Your One & Only Obstacle: Part III – In For The Long Haul
Part III of III
“Life unfolds in proportion to your courage.”
– Danielle Laporte
So you know you’re scared. You understand that fear and resistance is part of the game, and you’re strengthening your strategies to combat it.
You recognize that this is a daily battle. That it’s something you’re going to have to live with every single day of your life.
But why do we get so fearful?
Interestingly enough, digging deeper into the why can help us stay strong against our fear.
Fear is a curious thing. Rooted in the deepest, most primitive parts of our brains, fear is key to our survival. It’s a way for our body to send a message—don’t do that, it’s dangerous, we might die.
In our modern world, we no longer face saber tooth tigers or hungry packs of wolves as part of our daily routine, but we are still wired to recognize and react to what we perceive as “dangerous”.
Unfortunately, our primitive brains haven’t quite caught up with the modern world, and so they are still interpreting a lot of nonthreatening events as dire.
An example: Rejection.

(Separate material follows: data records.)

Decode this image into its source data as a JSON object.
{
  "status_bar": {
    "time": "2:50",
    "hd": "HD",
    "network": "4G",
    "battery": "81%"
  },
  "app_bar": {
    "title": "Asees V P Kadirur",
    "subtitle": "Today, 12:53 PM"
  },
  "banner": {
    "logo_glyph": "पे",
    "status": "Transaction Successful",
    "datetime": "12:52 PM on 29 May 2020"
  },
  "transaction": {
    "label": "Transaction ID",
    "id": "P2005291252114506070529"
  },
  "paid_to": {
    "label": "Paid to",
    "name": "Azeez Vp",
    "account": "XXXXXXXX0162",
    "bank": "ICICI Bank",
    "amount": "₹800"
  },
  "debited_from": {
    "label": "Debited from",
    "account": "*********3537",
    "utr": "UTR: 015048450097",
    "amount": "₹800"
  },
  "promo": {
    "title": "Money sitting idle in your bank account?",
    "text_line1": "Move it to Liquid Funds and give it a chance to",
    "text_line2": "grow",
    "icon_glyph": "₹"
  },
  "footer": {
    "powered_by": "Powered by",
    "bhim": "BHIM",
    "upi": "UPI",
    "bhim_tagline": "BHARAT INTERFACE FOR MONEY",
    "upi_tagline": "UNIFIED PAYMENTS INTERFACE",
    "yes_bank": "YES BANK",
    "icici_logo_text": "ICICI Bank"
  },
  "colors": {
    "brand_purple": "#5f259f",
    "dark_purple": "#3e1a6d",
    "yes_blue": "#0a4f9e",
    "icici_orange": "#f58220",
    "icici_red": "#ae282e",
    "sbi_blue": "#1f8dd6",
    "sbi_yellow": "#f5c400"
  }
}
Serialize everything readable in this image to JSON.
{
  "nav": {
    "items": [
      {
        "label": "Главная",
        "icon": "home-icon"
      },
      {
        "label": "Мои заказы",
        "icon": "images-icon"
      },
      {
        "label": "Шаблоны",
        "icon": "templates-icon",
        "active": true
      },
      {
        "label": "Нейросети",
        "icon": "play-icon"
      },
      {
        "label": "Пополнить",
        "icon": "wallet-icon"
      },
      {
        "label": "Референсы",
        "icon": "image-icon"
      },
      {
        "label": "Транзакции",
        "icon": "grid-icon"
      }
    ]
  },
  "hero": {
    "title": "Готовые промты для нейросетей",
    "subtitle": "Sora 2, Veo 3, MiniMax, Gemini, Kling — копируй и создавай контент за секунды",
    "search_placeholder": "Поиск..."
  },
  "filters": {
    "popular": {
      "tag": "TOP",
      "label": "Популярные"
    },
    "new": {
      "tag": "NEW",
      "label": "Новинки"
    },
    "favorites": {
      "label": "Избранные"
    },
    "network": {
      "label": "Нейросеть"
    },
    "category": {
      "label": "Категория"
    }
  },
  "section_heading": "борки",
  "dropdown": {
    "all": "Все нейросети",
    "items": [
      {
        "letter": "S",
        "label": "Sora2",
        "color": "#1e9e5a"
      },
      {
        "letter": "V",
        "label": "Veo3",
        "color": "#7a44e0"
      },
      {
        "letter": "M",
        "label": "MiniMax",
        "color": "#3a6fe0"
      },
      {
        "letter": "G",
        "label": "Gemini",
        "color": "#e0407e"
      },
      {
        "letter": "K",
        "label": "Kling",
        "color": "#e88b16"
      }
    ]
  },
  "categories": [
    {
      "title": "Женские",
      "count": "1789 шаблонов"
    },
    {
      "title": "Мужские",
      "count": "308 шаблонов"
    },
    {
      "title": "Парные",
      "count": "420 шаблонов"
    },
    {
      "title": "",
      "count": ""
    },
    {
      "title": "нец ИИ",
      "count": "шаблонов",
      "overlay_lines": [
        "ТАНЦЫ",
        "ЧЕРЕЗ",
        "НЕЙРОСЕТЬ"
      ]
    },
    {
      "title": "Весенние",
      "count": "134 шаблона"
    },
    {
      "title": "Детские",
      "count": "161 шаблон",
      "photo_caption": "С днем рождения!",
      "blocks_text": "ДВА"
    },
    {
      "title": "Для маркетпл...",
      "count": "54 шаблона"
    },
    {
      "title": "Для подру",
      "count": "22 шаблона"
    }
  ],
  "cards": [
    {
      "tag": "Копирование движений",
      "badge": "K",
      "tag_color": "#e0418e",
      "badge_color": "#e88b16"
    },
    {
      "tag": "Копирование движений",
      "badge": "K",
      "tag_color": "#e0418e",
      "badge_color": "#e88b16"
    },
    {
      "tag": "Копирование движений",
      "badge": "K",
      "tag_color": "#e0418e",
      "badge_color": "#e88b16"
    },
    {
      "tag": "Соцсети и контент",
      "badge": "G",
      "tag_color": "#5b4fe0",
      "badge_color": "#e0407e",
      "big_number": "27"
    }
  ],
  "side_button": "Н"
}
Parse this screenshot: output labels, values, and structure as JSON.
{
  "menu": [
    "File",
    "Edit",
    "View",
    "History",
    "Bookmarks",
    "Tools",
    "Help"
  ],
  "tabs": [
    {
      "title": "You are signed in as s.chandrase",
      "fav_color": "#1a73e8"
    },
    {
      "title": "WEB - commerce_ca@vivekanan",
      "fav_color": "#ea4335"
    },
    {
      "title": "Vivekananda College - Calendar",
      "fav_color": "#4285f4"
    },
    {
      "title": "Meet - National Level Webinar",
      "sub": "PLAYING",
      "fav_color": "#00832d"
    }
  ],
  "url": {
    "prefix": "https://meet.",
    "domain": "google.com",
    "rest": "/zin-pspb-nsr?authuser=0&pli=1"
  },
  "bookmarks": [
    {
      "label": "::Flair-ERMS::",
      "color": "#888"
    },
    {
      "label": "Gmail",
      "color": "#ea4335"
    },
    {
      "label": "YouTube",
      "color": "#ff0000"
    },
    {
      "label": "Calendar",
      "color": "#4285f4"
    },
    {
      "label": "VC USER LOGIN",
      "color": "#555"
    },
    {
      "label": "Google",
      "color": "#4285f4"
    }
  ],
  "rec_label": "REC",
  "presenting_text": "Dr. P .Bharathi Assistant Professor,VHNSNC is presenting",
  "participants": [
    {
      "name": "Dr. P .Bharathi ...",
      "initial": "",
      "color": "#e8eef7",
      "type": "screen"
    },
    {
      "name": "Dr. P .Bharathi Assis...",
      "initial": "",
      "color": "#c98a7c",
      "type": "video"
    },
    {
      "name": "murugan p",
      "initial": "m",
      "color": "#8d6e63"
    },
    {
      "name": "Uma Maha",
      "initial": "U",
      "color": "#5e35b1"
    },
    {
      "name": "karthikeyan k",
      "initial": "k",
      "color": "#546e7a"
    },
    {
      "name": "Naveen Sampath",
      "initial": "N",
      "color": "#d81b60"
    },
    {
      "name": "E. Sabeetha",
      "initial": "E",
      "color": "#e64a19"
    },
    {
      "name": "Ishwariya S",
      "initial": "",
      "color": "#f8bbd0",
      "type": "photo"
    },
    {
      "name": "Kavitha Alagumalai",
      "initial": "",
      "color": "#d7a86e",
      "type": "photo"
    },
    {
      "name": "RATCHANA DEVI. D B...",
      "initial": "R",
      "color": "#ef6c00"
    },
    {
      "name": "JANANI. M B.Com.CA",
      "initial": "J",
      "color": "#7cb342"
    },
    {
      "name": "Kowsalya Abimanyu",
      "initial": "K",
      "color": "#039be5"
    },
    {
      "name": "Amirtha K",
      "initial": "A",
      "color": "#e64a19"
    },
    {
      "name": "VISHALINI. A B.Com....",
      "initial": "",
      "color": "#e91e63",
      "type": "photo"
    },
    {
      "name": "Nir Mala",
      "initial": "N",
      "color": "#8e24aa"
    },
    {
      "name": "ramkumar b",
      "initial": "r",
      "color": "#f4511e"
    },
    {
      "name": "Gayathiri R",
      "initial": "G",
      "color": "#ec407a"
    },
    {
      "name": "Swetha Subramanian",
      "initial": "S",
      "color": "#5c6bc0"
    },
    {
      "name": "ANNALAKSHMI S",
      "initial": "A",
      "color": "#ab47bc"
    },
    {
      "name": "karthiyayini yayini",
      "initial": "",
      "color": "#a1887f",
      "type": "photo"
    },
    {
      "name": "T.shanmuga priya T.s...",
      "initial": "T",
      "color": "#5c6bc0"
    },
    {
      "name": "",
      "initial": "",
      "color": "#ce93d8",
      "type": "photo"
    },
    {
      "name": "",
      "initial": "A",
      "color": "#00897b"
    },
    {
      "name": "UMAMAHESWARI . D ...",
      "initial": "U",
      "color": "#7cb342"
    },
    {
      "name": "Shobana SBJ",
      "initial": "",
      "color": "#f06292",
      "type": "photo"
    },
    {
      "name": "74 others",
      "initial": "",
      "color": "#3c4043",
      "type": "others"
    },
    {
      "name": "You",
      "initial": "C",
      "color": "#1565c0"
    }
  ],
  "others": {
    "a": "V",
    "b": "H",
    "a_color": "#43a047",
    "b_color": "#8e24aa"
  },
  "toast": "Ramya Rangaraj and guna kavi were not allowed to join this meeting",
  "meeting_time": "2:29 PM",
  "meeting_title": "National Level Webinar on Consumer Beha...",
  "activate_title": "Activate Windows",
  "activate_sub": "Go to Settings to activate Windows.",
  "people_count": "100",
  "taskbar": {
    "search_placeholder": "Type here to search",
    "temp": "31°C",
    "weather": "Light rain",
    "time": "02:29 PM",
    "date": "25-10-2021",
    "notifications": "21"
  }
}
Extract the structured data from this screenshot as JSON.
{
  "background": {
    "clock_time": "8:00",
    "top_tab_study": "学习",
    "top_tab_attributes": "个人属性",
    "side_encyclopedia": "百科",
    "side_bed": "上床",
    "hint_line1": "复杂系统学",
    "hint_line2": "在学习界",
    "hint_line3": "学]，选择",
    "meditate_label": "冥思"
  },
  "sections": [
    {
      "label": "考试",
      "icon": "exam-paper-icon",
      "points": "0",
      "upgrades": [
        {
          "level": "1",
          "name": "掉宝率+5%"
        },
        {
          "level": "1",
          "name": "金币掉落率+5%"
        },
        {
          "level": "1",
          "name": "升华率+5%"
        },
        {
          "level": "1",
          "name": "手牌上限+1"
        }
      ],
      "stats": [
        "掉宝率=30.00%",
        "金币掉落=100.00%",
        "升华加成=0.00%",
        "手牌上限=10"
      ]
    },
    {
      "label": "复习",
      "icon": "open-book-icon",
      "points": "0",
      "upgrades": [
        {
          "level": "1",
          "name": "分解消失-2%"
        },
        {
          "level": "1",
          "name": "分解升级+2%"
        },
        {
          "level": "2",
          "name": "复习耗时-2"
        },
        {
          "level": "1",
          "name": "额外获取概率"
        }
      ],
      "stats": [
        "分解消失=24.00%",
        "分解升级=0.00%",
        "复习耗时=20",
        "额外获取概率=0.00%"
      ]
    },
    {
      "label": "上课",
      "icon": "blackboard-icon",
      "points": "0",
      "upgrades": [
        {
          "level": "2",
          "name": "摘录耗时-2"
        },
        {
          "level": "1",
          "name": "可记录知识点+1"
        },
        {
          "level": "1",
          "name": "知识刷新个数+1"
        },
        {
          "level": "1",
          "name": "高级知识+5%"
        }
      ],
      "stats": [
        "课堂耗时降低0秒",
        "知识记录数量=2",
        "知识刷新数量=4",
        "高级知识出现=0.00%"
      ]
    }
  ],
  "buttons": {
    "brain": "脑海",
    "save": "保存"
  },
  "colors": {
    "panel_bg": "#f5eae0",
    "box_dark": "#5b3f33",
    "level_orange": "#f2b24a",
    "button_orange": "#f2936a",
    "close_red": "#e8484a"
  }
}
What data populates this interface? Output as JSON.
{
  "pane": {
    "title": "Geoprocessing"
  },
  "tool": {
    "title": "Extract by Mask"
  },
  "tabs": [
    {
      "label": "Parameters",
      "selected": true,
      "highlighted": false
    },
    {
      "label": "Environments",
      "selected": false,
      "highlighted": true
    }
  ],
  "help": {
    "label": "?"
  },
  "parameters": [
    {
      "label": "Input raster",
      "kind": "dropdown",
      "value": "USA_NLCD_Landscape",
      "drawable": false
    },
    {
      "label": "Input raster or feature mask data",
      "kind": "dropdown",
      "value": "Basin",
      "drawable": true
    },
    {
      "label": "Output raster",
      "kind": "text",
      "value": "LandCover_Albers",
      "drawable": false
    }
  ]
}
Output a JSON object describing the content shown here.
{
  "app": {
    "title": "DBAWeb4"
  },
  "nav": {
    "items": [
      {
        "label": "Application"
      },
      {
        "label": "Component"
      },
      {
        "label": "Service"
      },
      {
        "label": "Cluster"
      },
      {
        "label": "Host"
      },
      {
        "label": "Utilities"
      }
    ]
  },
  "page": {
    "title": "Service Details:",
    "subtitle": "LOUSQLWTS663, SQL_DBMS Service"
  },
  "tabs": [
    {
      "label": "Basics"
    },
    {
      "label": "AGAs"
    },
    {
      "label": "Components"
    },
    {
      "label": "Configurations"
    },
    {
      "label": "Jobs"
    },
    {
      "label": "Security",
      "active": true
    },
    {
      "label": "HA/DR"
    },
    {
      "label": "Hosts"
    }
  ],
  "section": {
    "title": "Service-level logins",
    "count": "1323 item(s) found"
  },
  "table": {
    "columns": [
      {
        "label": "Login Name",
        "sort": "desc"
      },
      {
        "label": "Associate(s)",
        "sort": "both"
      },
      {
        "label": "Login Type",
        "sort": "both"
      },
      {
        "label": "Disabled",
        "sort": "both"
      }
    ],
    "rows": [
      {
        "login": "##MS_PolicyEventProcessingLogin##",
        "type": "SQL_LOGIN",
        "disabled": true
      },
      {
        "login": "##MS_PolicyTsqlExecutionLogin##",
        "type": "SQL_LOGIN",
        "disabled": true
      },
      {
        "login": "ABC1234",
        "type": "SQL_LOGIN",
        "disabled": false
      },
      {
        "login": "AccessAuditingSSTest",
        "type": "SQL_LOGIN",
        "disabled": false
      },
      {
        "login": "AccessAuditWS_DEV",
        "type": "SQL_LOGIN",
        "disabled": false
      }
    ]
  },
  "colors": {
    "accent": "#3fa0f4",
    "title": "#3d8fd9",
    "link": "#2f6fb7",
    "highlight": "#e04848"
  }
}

A lot of us are afraid to produce art, succeed in a field, reach big goals, or otherwise improve ourselves because, deep down, we are afraid the people around us might reject this new version of ourselves.
Or worse, what if we fail, and are rejected en mass? What if we produce something terrible and are publicly mocked and ridiculed?
There’s a reason why this thought is so paralyzing, and that is the fear of rejection is tied directly to the fear of death. In his amazing book, The Gift of Fear, Gavin de Becker goes into much more detail on the how and why of this, but simply put: In the most basic part of our brains, we still link rejection from the group to imminent death. Therefore, it’s much, much safer not to produce anything that can be judged or hated.
This fear goes even deeper, though. It has its sinister claws in something even more relevant to us than our survival.
Fear of failure, particularly in a field we’re passionate about, ties to losing our very identity.
We have egos, all of us, which latch on to the world around us and begin identifying with things outside ourselves.
“I like this band, therefore, I become this band, and any criticism of my favorite band can cause me pain.”
Look at sporting events—how many times are people killed in the resulting brawls after one team defeats another?
And this is a sport that we might only watch. Imagine how potent the influence on our ego of something we created. Something we did. If I write a book, in a way, I feel that I am that book. And the problem with that mentality is that there are people who are going to hate that book.
If I identify with the book—if I feel I am the book—then this ridicule is no longer directed at an object (a book), it is directed at the very core of me, the very fiber of my being. It is attacking who I am, and the statement, “This book fails to entertain me,” becomes “You have failed at being you.”
But you’re not your book. Your book is a collection of words strung together on a series of pages that tell a story. Sure, you wrote it, but that doesn’t make it you.
So, for your long-term fear battling strategies, remember that the fear is irrational. It’s rooted in two very core parts of your psyche: Your survival and your identity. The fear creates a knee-jerk reaction that prevents calm, rational thought and creates an environment where failure is so dangerous, so destructive, that you are best off giving up on the whole endeavor before you even begin.
There is power in knowing this. There is tremendous power in recognizing the fear for what it is. This is the equivalent of standing in a dark room, then turning on the light. It might still be creepy, but at least you can see.
Here’s a strategy for dealing with resistance: Next time you feel it rise up within you, start by letting it hit you full-force. Don’t fight it, don’t try to suppress it, just let that wave of fear or doubt or whatever it is wash over you.
The sensation, once left alone, can only last about 7 to 12 seconds. (Suppressed, it can fester for years.)
Once the initial wave of dread has passed, take a deep breath, and say to yourself, “I recognize that I am afraid. I recognize that failure scares me. I’m OK with this — I’m going to do this anyway, even though I’m afraid.”
Will your fear magically disappear? No, but you’ll have taken control of the situation, and you’ll have gone from knee-jerk panic reaction to decisive and in charge. You don’t have to be fearless, you just have to take deliberate, conscious action.
Life unfolds in proportion to your courage — will you be your biggest obstacle, or your greatest ally?